Matter & Energy

Matter is composed of atoms or groups of atoms called molecules. The arrangement of particles in a material depends on the physical state of the substance. In a solid, particles form a compact structure that resists flow. Particles in a liquid have more energy than those in a solid. They can flow past one another, but they remain close. Particles in a gas have the most energy. They move rapidly and are separated from one another by relatively large distances.


Selenium (Greek selēnē, “moon”), symbol Se, semimetallic element with an atomic number of 34. Selenium is in group 16 (or VIa) of the periodic table.

Selenium was discovered in 1817 by the Swedish chemist Baron Jöns Jakob Berzelius in a sulfuric acid residue. It was so called because it was found in association with tellurium (Latin tellus, “earth”).


Chemically, selenium closely resembles sulfur and is related to tellurium. Like sulfur, it exists in several allotropic (distinctly different) forms: a brick-red powder; a brownish-black, glassy, amorphous mass called vitreous selenium; red monoclinic crystals of specific gravity 4.5; and gray, lustrous crystals called gray selenium. It forms selenious acid and selenic acid, the respective salts of which are called selenites and selenates. Gray selenium melts at 217°C (423°F), boils at about 685°C (about 1265°F), and has a specific gravity of 4.81. The atomic weight of selenium is 78.96.

The element occurs in a few selenide minerals, the most common of which is clausthalite, or lead selenide. It also occurs with free sulfur and in many sulfide ores; it is generally obtained as a by-product in the refining of copper-sulfide ores. The yield from by-product sources, however, is insufficient to supply the rapidly increasing industrial demand for the element.
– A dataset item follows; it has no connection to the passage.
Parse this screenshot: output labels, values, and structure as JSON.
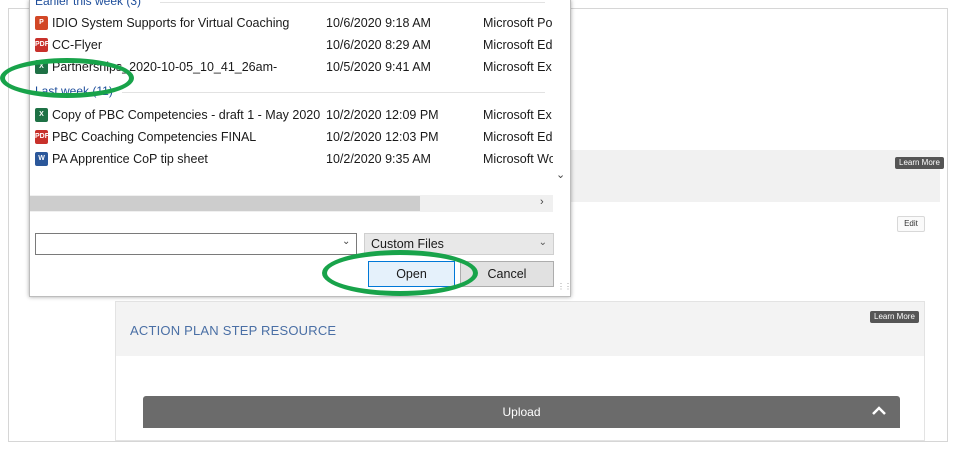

Gray selenium conducts electricity; it is a better conductor of electricity in light than in darkness, the conductivity varying directly with the intensity of light. It is therefore used in many photoelectric devices. In the form of red selenium or as sodium selenide the element is used to impart a scarlet red color to clear glass, glazes, and enamels. It is also used to a great extent as a decolorizer of glass because it neutralizes the greenish tint produced by iron (ferrous) compounds. Small amounts of selenium are added to vulcanized rubber to increase its resistance to abrasion. Sodium selenate is an insecticide used to combat insects that attack cultivated plants, particularly chrysanthemums and carnations; the insecticide is scattered around the roots and is carried by the sap throughout the plant. Selenium sulfide is used in the treatment of dandruff, acne, eczema, seborrheic dermatitis, and other skin diseases.